Sanjay Bhatt, Meghan Meyer and Jim Ash work for The Palm Beach Post. E-mail: sanjaybhatt(at)pbpost.com; meghanmeyer(at)pbpost.com; JimAsh(at)pbpost.com Staff Writers Jim Ash, Antigone Barton, Noah Bierman, Dani Davies, Kim Folstad, Molly Hennessy-Fiske, Mary McLachlin and John Murawski, and Palm Beach Post wire services contributed to this story.
2. Huntingdon finds a new life in US
By DAVID FIRN and PATRICK JENKINS
Financial Times (London) October 10, 2001
Huntingdon Life Sciences' decision to seek domicile in the US is a high- profile loss for the UK life science sector, which faces increasing hostility despite strong government support. It is one of many that are finding the US more welcoming to medical research. Many inside the industry say the UK public has a schizophrenic attitude to biotechnology. Most people want the benefits of new medicines - even cures based on controversial stem cell research - but there is widespread opposition to the animal testing needed to ensure treatments are safe. Grahame Bulfield, head of the Roslin Institute in Scotland that created Dolly the cloned sheep, recently said Britain had become "a hostile environment" for its agricultural biotechnology work, although there was great enthusiasm for medical research. He said the institute could be forced to drop its agricultural research, even though it could have addressed many of the food safety problems that concerned consumers. An enlightened legal framework has made the UK the best place to do cloning and stem cell research, which uses cells from human embryos, but pharmaceutical companies are increasingly shifting research to the US. Public opinion is not the only factor. Pharmaceutical companies are being drawn across the Atlantic because of increasingly tight government controls on prices in Europe. The US accounts for 40 per cent of the global pharmaceuticals market by sales, but 60 per cent of profits. That has created a bigger market for contract research organisations such as HLS. Indeed, HLS itself says one of the main reasons for its relocation is that it wants to be considered more seriously. Its peer group of contract research organisations - particularly those with animal testing expertise - are all in the US. However, it does not necessarily follow, analysts argue, that the outlook for UK biotechnology as a whole is bleak. Julie Simmonds at Beeson Gregory says: "Huntingdon is a bit of an oddball really.

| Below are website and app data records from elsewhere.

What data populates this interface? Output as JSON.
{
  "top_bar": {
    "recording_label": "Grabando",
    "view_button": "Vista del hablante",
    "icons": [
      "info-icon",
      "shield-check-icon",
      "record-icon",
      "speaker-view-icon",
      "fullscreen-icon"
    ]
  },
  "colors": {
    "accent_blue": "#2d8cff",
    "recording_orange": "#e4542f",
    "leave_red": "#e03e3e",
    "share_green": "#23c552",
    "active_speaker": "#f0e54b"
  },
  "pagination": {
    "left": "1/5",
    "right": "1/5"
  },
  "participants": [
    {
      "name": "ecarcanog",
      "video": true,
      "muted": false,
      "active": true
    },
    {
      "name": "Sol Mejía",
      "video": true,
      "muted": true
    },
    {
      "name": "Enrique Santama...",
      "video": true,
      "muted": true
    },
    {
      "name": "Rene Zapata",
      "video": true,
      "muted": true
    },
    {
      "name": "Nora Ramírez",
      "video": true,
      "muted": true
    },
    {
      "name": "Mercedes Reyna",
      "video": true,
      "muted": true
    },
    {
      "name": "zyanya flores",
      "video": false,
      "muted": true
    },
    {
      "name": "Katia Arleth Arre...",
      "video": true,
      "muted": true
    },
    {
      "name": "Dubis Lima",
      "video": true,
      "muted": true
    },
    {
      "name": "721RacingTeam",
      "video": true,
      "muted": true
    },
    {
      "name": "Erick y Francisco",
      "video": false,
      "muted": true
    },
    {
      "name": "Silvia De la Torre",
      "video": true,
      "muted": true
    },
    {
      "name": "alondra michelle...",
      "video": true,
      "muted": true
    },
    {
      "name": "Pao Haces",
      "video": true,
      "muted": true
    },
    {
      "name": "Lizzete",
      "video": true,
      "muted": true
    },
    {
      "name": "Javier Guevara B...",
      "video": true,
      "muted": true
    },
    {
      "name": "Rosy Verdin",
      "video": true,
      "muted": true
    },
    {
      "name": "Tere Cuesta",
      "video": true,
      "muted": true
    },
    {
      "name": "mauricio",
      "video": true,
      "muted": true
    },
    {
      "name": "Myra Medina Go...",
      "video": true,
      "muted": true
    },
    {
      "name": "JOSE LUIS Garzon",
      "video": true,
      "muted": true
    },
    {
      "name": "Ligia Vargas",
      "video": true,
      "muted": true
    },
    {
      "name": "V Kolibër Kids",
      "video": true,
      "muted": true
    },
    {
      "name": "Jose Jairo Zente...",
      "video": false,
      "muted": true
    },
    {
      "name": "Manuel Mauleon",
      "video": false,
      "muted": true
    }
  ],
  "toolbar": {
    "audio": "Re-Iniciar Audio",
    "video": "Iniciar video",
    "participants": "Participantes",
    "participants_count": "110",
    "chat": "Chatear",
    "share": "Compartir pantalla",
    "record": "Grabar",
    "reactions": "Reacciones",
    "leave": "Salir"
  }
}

Its contract work in animal testing puts it in a different ballpark from most other UK companies."
If that fails to hearten UK company directors and shareholders exposed to protestor action, regulatory reform is at hand. Last week the Department of Trade and Industry launched an accelerated consultation proposing that directors' home addresses need not be published in company registration documents. Stockbrokers and regulators at the Financial Services Authority are examining a scheme - likely to be in place this year - to make nominee shareholdings independent of stockbrokers and thus entirely anonymous.